Artificial intelligence: an existential threat to humanity? (29 September 2015)

Artificial intelligence – is it an existential threat to humanity? Is it all hype? Or is it the shape of things to come?

Artificial Intelligence is currently a hot topic. In the past year or so it has been the subject of a number of films, and has received substantial industrial investment.

At the same time, a number of prominent thinkers have issued grave warnings of its existential threat to humanity. Is artificial intelligence all hype? Or is it really a transformative technology?

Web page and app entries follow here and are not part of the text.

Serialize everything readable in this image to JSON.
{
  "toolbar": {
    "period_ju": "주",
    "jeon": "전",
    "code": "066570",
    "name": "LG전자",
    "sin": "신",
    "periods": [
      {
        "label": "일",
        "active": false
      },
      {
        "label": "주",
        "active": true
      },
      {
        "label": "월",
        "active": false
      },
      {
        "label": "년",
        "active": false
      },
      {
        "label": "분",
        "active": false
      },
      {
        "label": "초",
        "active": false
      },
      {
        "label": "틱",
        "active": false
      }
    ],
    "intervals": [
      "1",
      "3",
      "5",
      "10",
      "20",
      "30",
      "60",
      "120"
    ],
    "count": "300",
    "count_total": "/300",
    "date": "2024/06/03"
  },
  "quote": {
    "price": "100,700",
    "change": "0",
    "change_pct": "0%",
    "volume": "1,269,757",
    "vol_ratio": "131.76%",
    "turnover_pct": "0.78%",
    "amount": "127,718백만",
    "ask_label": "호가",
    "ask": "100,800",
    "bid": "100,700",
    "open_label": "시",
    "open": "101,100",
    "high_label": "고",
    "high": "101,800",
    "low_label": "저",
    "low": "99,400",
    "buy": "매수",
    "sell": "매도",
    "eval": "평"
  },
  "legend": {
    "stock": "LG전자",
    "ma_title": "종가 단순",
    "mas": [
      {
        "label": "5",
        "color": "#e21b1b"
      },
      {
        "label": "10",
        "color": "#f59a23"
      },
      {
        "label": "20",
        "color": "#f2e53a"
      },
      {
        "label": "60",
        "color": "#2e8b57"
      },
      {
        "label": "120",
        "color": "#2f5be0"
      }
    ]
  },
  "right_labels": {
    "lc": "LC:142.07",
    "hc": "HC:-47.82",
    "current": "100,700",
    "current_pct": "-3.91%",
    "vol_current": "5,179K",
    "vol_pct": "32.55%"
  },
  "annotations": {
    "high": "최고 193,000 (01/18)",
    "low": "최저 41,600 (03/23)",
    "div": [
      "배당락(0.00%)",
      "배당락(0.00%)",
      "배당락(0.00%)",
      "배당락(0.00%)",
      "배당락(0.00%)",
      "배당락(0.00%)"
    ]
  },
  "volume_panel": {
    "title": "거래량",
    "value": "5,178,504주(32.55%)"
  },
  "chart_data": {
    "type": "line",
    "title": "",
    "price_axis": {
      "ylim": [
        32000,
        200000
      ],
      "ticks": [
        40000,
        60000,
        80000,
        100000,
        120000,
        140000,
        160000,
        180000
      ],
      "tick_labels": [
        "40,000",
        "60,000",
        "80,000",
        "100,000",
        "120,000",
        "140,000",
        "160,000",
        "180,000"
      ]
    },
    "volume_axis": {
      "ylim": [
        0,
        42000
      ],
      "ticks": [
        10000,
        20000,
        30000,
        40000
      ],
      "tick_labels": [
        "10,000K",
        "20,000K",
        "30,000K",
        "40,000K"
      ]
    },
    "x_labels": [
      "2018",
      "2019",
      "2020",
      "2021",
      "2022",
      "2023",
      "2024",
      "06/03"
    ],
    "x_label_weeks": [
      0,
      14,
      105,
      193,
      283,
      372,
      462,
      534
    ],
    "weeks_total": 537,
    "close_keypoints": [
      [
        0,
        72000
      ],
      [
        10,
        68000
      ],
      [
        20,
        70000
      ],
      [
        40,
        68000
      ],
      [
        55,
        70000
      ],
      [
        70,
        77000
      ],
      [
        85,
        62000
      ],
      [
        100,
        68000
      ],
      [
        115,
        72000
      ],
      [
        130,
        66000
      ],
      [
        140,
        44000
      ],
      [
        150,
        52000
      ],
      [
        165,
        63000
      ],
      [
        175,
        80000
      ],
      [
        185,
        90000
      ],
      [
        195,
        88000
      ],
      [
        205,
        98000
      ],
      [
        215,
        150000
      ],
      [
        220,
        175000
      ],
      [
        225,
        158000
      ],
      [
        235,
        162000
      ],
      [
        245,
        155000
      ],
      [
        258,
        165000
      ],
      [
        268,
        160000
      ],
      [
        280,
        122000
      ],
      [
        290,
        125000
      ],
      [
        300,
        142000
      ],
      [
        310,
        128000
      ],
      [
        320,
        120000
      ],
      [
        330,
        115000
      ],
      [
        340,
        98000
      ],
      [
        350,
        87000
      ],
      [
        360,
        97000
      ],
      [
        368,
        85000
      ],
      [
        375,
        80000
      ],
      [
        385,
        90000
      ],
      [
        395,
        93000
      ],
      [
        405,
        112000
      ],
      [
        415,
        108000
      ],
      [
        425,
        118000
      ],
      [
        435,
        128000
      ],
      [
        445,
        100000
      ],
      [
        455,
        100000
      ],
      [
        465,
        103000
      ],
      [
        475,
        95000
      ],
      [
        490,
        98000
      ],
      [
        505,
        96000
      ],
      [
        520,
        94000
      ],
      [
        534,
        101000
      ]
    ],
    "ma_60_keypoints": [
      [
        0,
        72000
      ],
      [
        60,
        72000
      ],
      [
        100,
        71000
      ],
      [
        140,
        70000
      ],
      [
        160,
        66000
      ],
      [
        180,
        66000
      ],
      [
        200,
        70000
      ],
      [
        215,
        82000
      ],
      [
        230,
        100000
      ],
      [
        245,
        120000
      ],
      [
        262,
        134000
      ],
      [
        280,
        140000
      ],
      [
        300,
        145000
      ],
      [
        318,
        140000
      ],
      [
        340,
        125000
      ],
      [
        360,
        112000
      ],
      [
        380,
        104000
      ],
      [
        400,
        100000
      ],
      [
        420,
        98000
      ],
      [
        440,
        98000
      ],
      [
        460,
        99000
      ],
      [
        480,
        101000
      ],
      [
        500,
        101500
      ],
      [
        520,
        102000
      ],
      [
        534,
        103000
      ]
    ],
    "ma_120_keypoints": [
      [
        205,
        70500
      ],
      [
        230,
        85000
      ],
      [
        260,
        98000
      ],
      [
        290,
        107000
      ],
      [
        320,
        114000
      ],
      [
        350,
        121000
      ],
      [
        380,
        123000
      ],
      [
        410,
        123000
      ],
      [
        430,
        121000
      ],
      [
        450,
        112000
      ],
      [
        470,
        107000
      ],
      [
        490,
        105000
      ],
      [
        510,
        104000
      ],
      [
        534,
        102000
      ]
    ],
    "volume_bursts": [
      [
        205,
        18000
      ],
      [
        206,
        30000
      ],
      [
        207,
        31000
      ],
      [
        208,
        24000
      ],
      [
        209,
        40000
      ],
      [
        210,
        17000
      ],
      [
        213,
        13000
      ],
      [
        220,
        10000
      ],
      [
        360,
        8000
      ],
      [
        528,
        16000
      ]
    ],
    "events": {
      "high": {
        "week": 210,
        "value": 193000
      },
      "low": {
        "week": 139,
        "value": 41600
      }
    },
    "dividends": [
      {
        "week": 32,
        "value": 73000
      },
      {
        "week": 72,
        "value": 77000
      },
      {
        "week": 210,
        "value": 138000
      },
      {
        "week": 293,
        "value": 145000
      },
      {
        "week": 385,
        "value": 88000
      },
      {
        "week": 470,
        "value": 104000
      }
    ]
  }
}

And should we be afraid?

In this talk Prof Shanahan will go beyond the media soundbites and discuss some of the real technological and philosophical challenges of AI.

Prof Murray Shanahan

Murray Shanahan is Professor of Cognitive Robotics in the Dept. of Computing at Imperial College London, where he heads the Neurodynamics Group.

He gained his PhD in computer science from Cambridge University (King’s College) in 1988. He took up a lectureship at Imperial College in 1998, where he became full professor in 2006.

His publications span artificial intelligence, robotics, logic, dynamical systems, computational neuroscience, and philosophy of mind. His work up to 2000 was in the tradition of classical, symbolic AI, but since then has concerned brain-inspired cognitive architectures, neurodynamics, and consciousness.

He was scientific advisor to the film ‘Ex Machina’, which was partly inspired by his book “Embodiment and the Inner Life” (OUP, 2010).

His new book “The Technological Singularity” (2015) is published by MIT Press.